Pundits like us don’t really have an obligation to produce detailed white papers as the price of entry for criticizing public policy. Still, I can’t help but feel that a case like this requires something. Sure, there’s probably a job somewhere around Salina for Paoletti. But what we’d really need are public jobs for all 5 million of the people who have been unemployed for over a year. I’m just not sure what that would look like, and I’d like to hear at least a remotely plausible scenario for creating quick, useful public jobs on that kind of scale in a sluggish economy before I insist that there must be a way to do it.
Ryan and I looked into this a bit and there seems to be something what Drum is saying. I figured the Economic Policy Institute would have an ambitious jobs program in mind and indeed they do but it’s a five-point plan only one of which involves the sort of public service employment I had in mind:
With a goal of putting one million people back to work, the program should be funded at $40 billion per year for three years, with funding allocated to local governments and states according to the Community Development Block Grant (CDBG) formula.

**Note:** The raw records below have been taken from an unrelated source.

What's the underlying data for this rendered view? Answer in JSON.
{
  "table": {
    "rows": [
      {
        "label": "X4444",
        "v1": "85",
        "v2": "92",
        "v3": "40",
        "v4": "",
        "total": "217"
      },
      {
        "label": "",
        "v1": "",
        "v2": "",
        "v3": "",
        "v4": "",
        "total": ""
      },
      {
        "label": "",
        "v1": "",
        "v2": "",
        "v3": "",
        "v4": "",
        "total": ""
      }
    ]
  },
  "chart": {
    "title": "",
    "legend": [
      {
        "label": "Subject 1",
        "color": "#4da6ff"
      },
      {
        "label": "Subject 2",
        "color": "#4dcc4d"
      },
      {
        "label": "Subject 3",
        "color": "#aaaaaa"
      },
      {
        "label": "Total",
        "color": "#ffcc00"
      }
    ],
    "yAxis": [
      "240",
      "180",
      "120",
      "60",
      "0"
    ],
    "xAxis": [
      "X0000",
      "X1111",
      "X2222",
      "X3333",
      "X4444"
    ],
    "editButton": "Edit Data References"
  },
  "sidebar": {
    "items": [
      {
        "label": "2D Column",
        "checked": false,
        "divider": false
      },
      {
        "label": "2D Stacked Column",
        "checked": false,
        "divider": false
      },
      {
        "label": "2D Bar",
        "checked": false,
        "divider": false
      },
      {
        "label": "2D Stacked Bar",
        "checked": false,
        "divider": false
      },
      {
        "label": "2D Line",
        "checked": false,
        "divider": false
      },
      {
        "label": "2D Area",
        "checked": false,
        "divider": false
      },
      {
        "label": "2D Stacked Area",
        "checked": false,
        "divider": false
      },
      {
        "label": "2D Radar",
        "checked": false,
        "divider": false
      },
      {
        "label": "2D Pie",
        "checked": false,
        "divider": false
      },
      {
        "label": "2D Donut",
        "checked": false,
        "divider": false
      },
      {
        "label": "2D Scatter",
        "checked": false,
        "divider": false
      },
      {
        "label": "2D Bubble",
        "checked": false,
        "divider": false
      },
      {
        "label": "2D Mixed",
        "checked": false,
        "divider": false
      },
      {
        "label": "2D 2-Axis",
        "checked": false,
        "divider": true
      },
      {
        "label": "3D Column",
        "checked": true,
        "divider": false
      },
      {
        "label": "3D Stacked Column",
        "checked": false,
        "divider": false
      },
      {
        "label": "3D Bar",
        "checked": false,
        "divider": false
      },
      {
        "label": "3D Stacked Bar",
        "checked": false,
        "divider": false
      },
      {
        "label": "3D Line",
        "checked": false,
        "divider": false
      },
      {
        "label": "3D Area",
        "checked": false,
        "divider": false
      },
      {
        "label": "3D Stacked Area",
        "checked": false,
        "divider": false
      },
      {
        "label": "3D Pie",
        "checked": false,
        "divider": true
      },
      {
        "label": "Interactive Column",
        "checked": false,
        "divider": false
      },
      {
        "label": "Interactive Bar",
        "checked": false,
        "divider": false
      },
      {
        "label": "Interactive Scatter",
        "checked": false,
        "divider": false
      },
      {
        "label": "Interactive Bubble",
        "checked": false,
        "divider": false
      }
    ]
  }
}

The CDBG formula targets communities based on levels of short-term and long-term economic distress, as reflected in measures such as poverty, population decline, and age of housing stock. The formula could be improved with measures of unemployment and long-term unemployment, but to speed startup the first year could use the existing formula.
The U.S. Department of Labor should allocate funds and oversee the program at the federal level. Projects would be selected for funding by the highest local elected official based on the ability of the project to provide immediate employment to community residents, its benefit to the community, and the management capacity of the applicant. Local governments would design public sector programs or select projects proposed by nonprofit organizations and public-private partnerships that can quickly employ residents of the targeted communities while delivering a needed service.
A million people isn’t five million people, but it’s a lot more than zero.
But the biggest problem, in many ways, is something I was reminded of by Peter Orszag’s CAP talk yesterday where he bragged of ARRA “what has been most striking is that for an initiative this large, we have not seen any substantial incidences of fraud and abuse.” Fraud is bad. And abuse is bad. But mass unemployment is also bad. It seems to me that it would be better to have 1,000,000 currently unemployed people at work doing public service even if that meant 77 instances of fraud. But Barack Obama obviously doesn’t want to see headlines about “dozens of instances of fraud and abuse in DOL slush fund boondoggle.” And I think it’s in the nature of the sort of thing EPI is proposing that in the interests of speed and flexibility, you’d be creating a system that’s open to some measure of abuse and fraud. From a macroeconomic point of view, that’s not so bad — a little fraud is a small price to pay for a feasible means of taking a bite out of a giant problem. But I have no idea how you sell a skeptical public on that message.
The biggest takeaway here is about the importance of acting swiftly and at the necessary scale in a timely manner. Once people enter the “long-term unemployed” category, it gets much harder to design appropriate policy remedies.